WHAT TO DO
Print the records below verbatim.

---------- STORED DATA

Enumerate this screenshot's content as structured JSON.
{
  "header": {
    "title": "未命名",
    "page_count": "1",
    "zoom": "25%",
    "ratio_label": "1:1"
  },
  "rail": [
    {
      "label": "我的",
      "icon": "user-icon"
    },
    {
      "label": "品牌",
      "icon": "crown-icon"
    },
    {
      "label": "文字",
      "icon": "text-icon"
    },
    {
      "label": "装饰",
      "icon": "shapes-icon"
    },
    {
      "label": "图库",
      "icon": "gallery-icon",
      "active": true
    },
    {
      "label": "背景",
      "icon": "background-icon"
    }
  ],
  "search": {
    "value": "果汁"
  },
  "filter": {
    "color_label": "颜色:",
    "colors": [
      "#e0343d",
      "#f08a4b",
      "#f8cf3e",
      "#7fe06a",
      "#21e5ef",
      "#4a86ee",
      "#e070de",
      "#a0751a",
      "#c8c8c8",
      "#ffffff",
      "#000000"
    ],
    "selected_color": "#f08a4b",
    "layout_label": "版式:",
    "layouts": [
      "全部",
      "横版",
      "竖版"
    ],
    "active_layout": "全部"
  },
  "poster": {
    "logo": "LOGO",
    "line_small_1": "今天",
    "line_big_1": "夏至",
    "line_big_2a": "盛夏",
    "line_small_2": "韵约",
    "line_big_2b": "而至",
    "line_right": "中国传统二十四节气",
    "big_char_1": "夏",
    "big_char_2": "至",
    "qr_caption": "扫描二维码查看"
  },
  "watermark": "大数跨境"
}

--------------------

SOLUTION TO THIS PROBLEM
Enumerate this screenshot's content as structured JSON.
{
  "header": {
    "title": "未命名",
    "page_count": "1",
    "zoom": "25%",
    "ratio_label": "1:1"
  },
  "rail": [
    {
      "label": "我的",
      "icon": "user-icon"
    },
    {
      "label": "品牌",
      "icon": "crown-icon"
    },
    {
      "label": "文字",
      "icon": "text-icon"
    },
    {
      "label": "装饰",
      "icon": "shapes-icon"
    },
    {
      "label": "图库",
      "icon": "gallery-icon",
      "active": true
    },
    {
      "label": "背景",
      "icon": "background-icon"
    }
  ],
  "search": {
    "value": "果汁"
  },
  "filter": {
    "color_label": "颜色:",
    "colors": [
      "#e0343d",
      "#f08a4b",
      "#f8cf3e",
      "#7fe06a",
      "#21e5ef",
      "#4a86ee",
      "#e070de",
      "#a0751a",
      "#c8c8c8",
      "#ffffff",
      "#000000"
    ],
    "selected_color": "#f08a4b",
    "layout_label": "版式:",
    "layouts": [
      "全部",
      "横版",
      "竖版"
    ],
    "active_layout": "全部"
  },
  "poster": {
    "logo": "LOGO",
    "line_small_1": "今天",
    "line_big_1": "夏至",
    "line_big_2a": "盛夏",
    "line_small_2": "韵约",
    "line_big_2b": "而至",
    "line_right": "中国传统二十四节气",
    "big_char_1": "夏",
    "big_char_2": "至",
    "qr_caption": "扫描二维码查看"
  },
  "watermark": "大数跨境"
}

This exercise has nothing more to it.